It is recommended that westbound thru-hikers call the WIC from Oroville, Washington and eastbound hikers call from the Puget Sound area to ensure reliable cell service.
Thru-hikers who make advance reservations online must call the WIC to activate their permit by 11am the first day of the reserved itinerary, or the sites will be released to others. If thru-hikers will arrive in North Cascades National Park a little off schedule, park rangers at the WIC can assist them in making the necessary changes to their permit.
Olympic National Park
In response to the COVID-19 pandemic, Olympic National Park has also made several changes to the Wilderness Camping Permits system for the 2021 season.
Olympic National Park will not offer walk-up permits in 2021. Their reservation system will be 100% online. Reservations can be made up to 6 months in advance.
All WIC locations are closed to the public, but WIC staff will be available to answer telephone calls and assist with permit questions/issues. The WIC will also provide bear canister rentals this season.

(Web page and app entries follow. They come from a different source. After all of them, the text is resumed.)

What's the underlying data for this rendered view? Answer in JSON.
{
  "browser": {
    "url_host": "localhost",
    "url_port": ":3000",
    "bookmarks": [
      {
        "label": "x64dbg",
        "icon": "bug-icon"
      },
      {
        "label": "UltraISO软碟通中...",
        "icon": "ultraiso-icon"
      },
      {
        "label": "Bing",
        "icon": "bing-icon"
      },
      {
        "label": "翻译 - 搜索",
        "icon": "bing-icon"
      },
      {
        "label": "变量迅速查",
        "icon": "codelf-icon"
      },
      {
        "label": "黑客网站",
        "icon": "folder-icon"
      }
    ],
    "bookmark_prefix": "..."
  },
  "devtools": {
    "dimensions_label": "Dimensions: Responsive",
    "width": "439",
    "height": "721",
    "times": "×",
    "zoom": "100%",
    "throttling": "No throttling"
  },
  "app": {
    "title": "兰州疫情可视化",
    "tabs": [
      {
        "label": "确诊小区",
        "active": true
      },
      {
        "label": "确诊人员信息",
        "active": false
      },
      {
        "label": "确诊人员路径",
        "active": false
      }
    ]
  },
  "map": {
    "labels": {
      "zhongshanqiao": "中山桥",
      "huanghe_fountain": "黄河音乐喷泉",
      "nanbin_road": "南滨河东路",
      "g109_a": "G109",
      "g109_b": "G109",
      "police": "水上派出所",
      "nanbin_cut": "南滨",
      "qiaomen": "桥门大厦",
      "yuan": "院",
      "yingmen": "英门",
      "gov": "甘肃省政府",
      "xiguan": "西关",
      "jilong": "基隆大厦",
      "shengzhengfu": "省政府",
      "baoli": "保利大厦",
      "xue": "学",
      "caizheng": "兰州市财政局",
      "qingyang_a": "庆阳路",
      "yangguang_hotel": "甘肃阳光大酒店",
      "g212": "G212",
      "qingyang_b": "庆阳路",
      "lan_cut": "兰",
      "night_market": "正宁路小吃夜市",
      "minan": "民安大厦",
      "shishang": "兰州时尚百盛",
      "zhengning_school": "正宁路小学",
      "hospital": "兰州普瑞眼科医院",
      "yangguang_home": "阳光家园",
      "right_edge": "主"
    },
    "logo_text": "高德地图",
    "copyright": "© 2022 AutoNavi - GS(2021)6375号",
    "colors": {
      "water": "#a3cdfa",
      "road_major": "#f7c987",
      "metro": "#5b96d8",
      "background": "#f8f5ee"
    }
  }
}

Accommodations for PNT thru-hikers
WIC staff will be available to answer telephone calls and assist thru-hikers with permit issues. Westbound thru-hikers that expect to arrive in the park a little off of the schedule specified on their advance permit can get assistance by calling the WIC at (360) 565-3100.
PNT hikers should note that there is a 16 miles-per-day limit on advance reservation applications. Higher mileage permits may be granted by calling WIC staff.
The PNTA asks that you always show respect for park staff and this special courtesy by calling no later than one hour before closing. Keep in mind that ranger stations can be extremely busy during peak season. Before calling, have an itinerary ready and other resources on hand to help plan your trip, like a backcountry trip planning map that shows backcountry campsites. Be aware that your first choice may already be reserved. Be prepared with a back-up itinerary with alternate sites and dates, just in case.
Directions and Transportation
Visiting the PNT on the Olympic Peninsula can involve traveling great distances to remote trailheads. For those traveling without personal transportation, it can be challenging to get around. You can learn more about the public transit and private shuttle services available on the Olympic Peninsula on our blog.
Temporary Trail and Area Closures
Visitors should be aware that two areas in Olympic National Park along the Pacific Northwest Trail are currently closed to the general public.
The coastal area of Olympic National Park at La Push (Second Beach and Third Beach) and Shi Shi Beach remain closed until further notice. These area closures include the parking lots, trails, and beaches. PNT hikers can bypass these closures by following along La Push and Mora Roads (Stage 49A).
Know Before You Go
PNT hikers should arrive prepared to follow park rules for food storage. Some areas along the Pacific Northwest Trail in Olympic National Park require a hard-sided bear canister. This season, bear canisters can be rented from the WIC in Port Angeles and from private businesses in Forks, Washington.
Visitors to the Wilderness Coast section of the PNT may also need to be prepared for the hazards of coastal travel and to plan their trip around the tides.
In Section 10, the PNT crosses 15 headlands that require low tides for passage. Other headlands along the coast can never be rounded safely. In these situations, the PNT leaves the beach and climbs steep trails over land. Careful planning is needed to take advantage of the low tide and to safely traverse the PNT along the Pacific Coast.